By Vernalee
Annie Davis Classroom

Most people have a reminiscent teacher story. I cannot wait to share mine.
After matriculating through elementary school with Miss Ross who was going to beat the mathematical times tables in my head through my rear end, and Rev. McBeth who was a fierce proponent of disciplinary protocol, I met Miss Toni Jean Patterson in the 7th grade.

The year was 1966. The state of Mississippi finally enforced integration. Much to our chagrin and to our parents’ expectancy, the White kids were not our future classmates at Glen Allan High School. In fact, they abandoned the school in its entirety. Black and White children in the same classroom in Mississippi were a taboo at least that was the opinion of the White populous as they vacated integration to maintain segregation. They even established their own private school. Now, it was them, instead of us, getting up at 5:00 a.m. in the morning to drive by several schools to get to theirs.

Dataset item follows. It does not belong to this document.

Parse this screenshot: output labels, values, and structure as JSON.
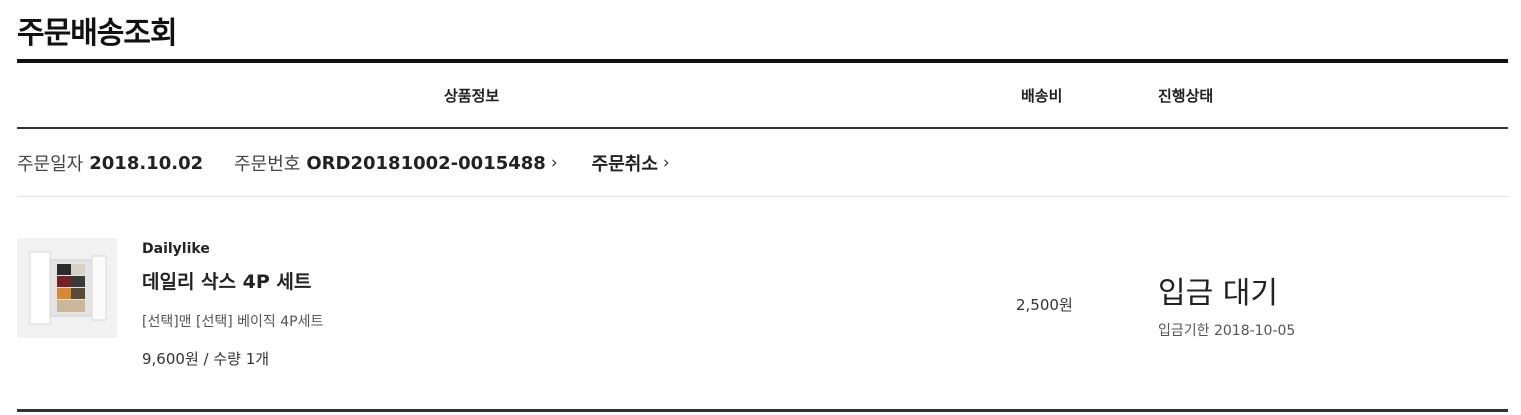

Waiting on the horizon was a group of young Black college graduates zealously eager to put their teaching certificates to work at Glen Allan High School. Meeting Miss Patterson, a petite, personable, and smart teacher who taught me science was a unique experience. She had double duty as she provided us with extracurricular instruction when she formed a choir. Being an honor student, I soon became her “pet.” What a glorious position to have as I could get away with my characteristic excessive talking without being punished.

On one occasion, Miss Patterson had to make a trip to her home in neighboring Greenville, and she took me with her. I was astonished at what I saw! She had a closet full of purses, shoes, and clothes. I had never seen that much merchandise in one place other than in a department store. I was speechless and amazed! Realizing that an impression had been made, Miss Patterson said, “Vernadeane, you can have all of this stuff if you finish college. You must study hard and continue to make good grades.” That one sentence changed my life. The straw that broke the camel’s back was that she had a modern upright piano in her living room. That was an instrument that was not seen in Black folks shot gun houses in the impoverished Mississippi delta. Her house and possessions formed a pictorial snapshot that became a lasting memory permanently sketched in my head! Since I loved clothes and accessories, I wanted what she had for me. It became a motivator.

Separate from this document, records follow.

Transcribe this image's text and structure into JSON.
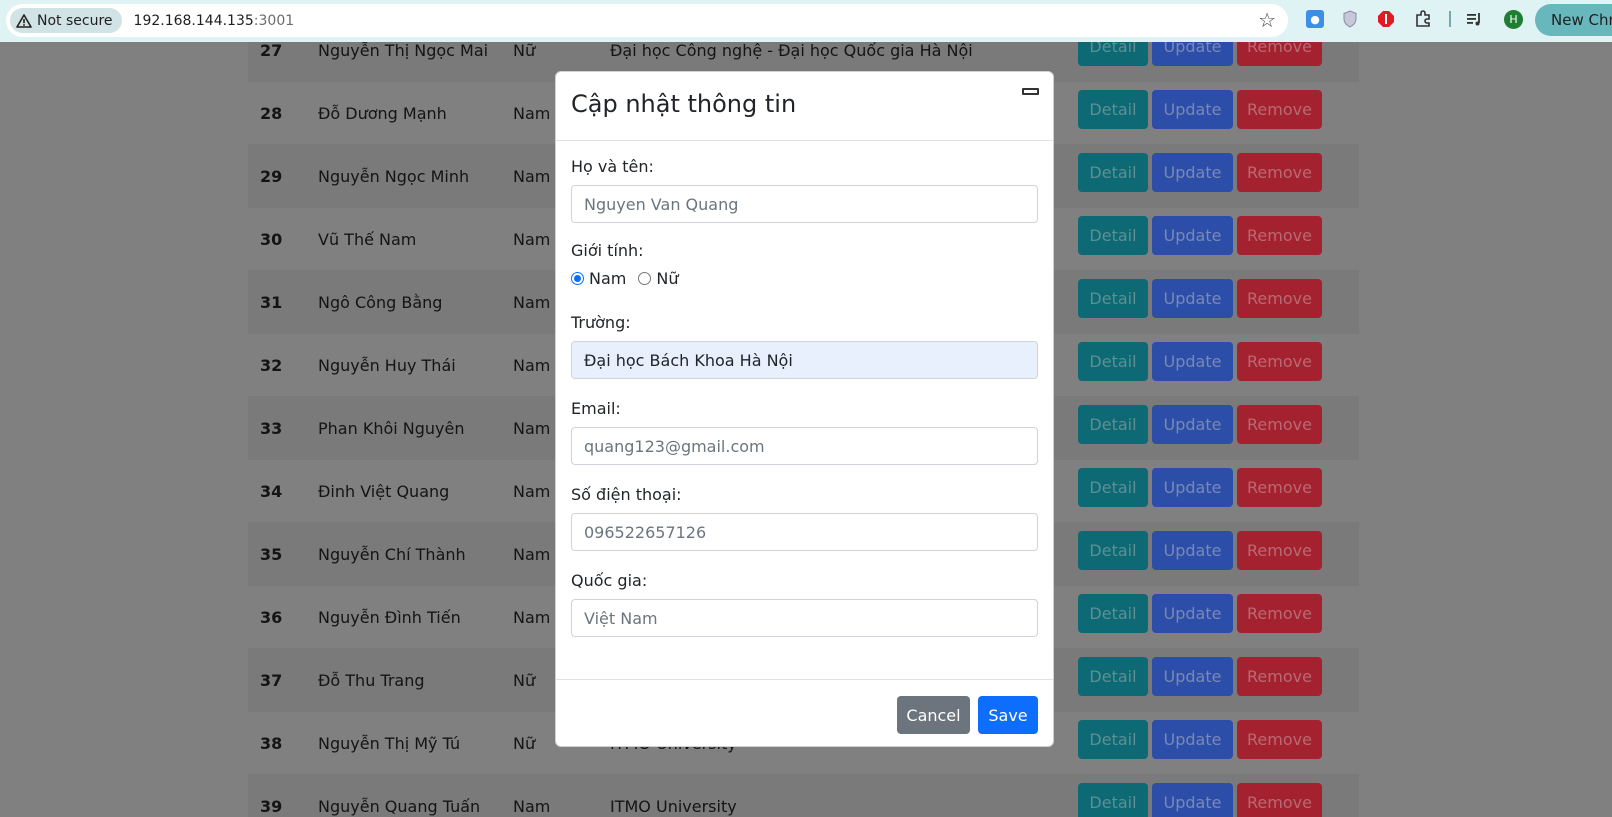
{
  "browser": {
    "security_label": "Not secure",
    "url_host": "192.168.144.135",
    "url_port": ":3001",
    "avatar_letter": "H",
    "new_chrome_label": "New Chrome"
  },
  "table": {
    "rows": [
      {
        "id": "27",
        "name": "Nguyễn Thị Ngọc Mai",
        "gender": "Nữ",
        "school": "Đại học Công nghệ - Đại học Quốc gia Hà Nội"
      },
      {
        "id": "28",
        "name": "Đỗ Dương Mạnh",
        "gender": "Nam",
        "school": ""
      },
      {
        "id": "29",
        "name": "Nguyễn Ngọc Minh",
        "gender": "Nam",
        "school": ""
      },
      {
        "id": "30",
        "name": "Vũ Thế Nam",
        "gender": "Nam",
        "school": ""
      },
      {
        "id": "31",
        "name": "Ngô Công Bằng",
        "gender": "Nam",
        "school": ""
      },
      {
        "id": "32",
        "name": "Nguyễn Huy Thái",
        "gender": "Nam",
        "school": ""
      },
      {
        "id": "33",
        "name": "Phan Khôi Nguyên",
        "gender": "Nam",
        "school": ""
      },
      {
        "id": "34",
        "name": "Đinh Việt Quang",
        "gender": "Nam",
        "school": ""
      },
      {
        "id": "35",
        "name": "Nguyễn Chí Thành",
        "gender": "Nam",
        "school": ""
      },
      {
        "id": "36",
        "name": "Nguyễn Đình Tiến",
        "gender": "Nam",
        "school": ""
      },
      {
        "id": "37",
        "name": "Đỗ Thu Trang",
        "gender": "Nữ",
        "school": ""
      },
      {
        "id": "38",
        "name": "Nguyễn Thị Mỹ Tú",
        "gender": "Nữ",
        "school": "ITMO University"
      },
      {
        "id": "39",
        "name": "Nguyễn Quang Tuấn",
        "gender": "Nam",
        "school": "ITMO University"
      }
    ],
    "actions": {
      "detail": "Detail",
      "update": "Update",
      "remove": "Remove"
    }
  },
  "modal": {
    "title": "Cập nhật thông tin",
    "name_label": "Họ và tên:",
    "name_value": "Nguyen Van Quang",
    "gender_label": "Giới tính:",
    "gender_options": [
      "Nam",
      "Nữ"
    ],
    "gender_selected": "Nam",
    "school_label": "Trường:",
    "school_value": "Đại học Bách Khoa Hà Nội",
    "email_label": "Email:",
    "email_value": "quang123@gmail.com",
    "phone_label": "Số điện thoại:",
    "phone_value": "096522657126",
    "country_label": "Quốc gia:",
    "country_value": "Việt Nam",
    "cancel_label": "Cancel",
    "save_label": "Save"
  }
}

I also remembered her talking about her future plans. Should she marry the doctor or the lawyer? Wow! Amazing choices, I’ll say for any woman, let alone a Black woman. How could you not admire her? After graduating from college, I went to see her. By this time, she was a principal living in Mitchellville, Maryland with her lawyer hubby and son. Some things hadn’t changed over the years. By now, she had a fabulous baby grand piano. Her closet was still full of clothes, purses, and shoes….tons of them.

As if it was yesterday, I can hear her saying, “Vernadeane, you look like I thought you would look; you talk like I thought you would talk.” “Thank you Miss Patterson,” who was now Mrs. Menchan. Continuing, she said, “I just have one additional thing to say, I thought that you would go to Hollywood, since you were so theatrical.” Laughing, I said, “Not yet, but maybe I will make it there.”

A thought recently hit me as I traveled to Baltimore (and saw the Mitchellville exit sign) this past August 2013. I realized that it’s not too late. Maybe, I might still make it to Hollywood as a screenwriter if my book becomes a movie. Or maybe, and highly likely, my presence may emanate through my daughter who has already made numerous appearances on national television. Still, it’s in the genes, the bloodline! We will see what the future holds.

Miss Patterson, you planted seeds of knowledge, hope, motivation, and inspiration in me. I thank you because you truly changed my life. I will always remember what you taught me!

This article is dedicated to the late Mrs. Toni Patterson Menchan, my favorite teacher who taught me lessons in books and life.

Photo Reprint: www.loc.gov; (Johnston) Frances Benjamin Collection; Annie Davis School near Tuskegee, Alabama.